The textbook opinion: hydroxyapatite reduces sensitive teeth

Sensitive teeth are painful and can restrict quality of life. Both warm food and drink as well as cold food, such as ice cream, can trigger an uncomfortable feeling when consumed. The hypersensitivity is caused by the dentine with its open tubules being fully exposed. This could be due to receding gums or a lack of enamel due to erosion etc. Dentinal tubules develop during tooth development: the tooth-forming cells, called odontoblasts, shift from the pulp to the crown, allowing the dentine to grow. These shifts in odontoblasts remain even after tooth development. These are called dental canaliculi. Stimuli can reach the pulp through these small passages and trigger a transmission that leads to a reaction in the body (pain).
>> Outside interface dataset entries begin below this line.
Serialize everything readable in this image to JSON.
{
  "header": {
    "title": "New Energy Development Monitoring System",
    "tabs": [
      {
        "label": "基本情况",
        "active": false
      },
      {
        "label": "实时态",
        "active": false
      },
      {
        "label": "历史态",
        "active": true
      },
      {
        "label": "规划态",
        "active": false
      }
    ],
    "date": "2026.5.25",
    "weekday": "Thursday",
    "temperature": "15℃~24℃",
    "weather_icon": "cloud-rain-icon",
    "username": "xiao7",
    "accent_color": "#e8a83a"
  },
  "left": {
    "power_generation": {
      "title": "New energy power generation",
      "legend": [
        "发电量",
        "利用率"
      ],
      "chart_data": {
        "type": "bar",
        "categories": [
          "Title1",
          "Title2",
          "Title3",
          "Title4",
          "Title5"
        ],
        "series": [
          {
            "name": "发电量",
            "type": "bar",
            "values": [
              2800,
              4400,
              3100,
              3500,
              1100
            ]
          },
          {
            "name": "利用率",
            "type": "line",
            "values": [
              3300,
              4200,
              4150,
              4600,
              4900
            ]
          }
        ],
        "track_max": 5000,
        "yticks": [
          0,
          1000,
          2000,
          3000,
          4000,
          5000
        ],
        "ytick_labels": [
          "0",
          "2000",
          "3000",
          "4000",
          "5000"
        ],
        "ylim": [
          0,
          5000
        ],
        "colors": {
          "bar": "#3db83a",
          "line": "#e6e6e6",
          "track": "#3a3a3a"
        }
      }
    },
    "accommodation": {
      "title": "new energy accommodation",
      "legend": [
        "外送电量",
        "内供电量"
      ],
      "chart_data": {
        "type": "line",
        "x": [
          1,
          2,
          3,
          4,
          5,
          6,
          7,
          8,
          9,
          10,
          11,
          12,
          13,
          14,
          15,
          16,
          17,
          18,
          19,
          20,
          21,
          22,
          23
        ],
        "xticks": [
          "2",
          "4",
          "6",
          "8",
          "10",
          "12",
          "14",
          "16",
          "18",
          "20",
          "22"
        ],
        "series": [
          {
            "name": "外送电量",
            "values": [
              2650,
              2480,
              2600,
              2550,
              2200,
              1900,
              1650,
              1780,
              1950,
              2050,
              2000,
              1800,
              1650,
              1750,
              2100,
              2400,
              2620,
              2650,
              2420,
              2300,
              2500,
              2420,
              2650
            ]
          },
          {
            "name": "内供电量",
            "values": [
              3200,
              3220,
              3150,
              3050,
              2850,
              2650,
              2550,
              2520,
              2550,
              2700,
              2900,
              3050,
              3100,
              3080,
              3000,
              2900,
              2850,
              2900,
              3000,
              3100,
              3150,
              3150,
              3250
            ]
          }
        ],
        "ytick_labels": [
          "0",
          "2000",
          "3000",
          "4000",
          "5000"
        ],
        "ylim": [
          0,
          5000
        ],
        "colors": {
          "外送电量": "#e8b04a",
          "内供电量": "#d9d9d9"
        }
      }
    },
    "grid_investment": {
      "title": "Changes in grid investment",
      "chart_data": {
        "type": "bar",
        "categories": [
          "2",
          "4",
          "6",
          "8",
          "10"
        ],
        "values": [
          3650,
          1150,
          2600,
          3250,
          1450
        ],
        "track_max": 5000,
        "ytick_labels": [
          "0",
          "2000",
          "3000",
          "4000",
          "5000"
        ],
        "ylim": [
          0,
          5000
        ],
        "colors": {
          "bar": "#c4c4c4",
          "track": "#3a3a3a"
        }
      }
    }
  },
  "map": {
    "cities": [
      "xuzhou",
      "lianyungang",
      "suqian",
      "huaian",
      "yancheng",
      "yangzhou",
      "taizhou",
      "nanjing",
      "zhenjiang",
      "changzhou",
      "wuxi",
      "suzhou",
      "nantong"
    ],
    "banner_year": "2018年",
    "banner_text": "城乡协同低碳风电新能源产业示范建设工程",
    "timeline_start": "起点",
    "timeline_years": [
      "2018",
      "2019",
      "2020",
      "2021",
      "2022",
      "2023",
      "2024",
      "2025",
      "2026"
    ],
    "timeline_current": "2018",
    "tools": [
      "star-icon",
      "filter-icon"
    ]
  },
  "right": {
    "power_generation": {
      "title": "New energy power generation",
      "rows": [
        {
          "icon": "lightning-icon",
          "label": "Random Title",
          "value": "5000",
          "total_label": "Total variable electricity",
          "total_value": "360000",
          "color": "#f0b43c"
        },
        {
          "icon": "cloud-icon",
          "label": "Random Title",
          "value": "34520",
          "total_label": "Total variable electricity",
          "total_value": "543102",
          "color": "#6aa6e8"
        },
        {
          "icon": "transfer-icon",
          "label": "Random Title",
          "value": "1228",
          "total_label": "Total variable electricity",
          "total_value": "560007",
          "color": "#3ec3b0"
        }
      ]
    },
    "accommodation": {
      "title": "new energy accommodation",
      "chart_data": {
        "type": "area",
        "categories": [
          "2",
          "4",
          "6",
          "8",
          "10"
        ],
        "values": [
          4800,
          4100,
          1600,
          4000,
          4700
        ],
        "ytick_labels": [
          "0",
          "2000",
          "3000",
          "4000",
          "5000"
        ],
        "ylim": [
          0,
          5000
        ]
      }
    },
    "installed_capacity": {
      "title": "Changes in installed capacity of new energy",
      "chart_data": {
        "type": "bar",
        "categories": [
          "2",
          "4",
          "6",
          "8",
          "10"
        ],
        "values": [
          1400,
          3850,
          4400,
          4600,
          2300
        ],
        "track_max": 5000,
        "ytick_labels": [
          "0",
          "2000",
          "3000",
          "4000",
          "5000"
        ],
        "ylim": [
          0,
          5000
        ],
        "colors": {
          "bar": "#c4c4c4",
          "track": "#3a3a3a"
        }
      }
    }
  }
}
There are many approaches to treat hypersensitive teeth: inhibiting the action potential of nerves with potassium toothpastes and sealing the tubules with various compounds (strontium salts, arginine calcium complexes, silicates etc.). Hydroxyapatite also pursues this aim, and very efficiently. High-resolution scanning electron microscope (SEM) images show that all dentinal tubules are almost completely sealed with hydroxyapatite microcrystals. The application of hydroxyapatite in mouthwashes and other oral care products could be clinically confirmed several times. An effect can be measured after just a few days of application.


Hydroxyapatite is ideal for treating patients with pain-sensitive teeth. The exposed dentinal tubules are sealed and prevent the stimulus from being transmitted.


The publication of the study can be found here.

Source: Gillam, D. G. (2015). Dentine hypersensitivity: Advances in diagnosis, management, and treatment, Springer International Publishing.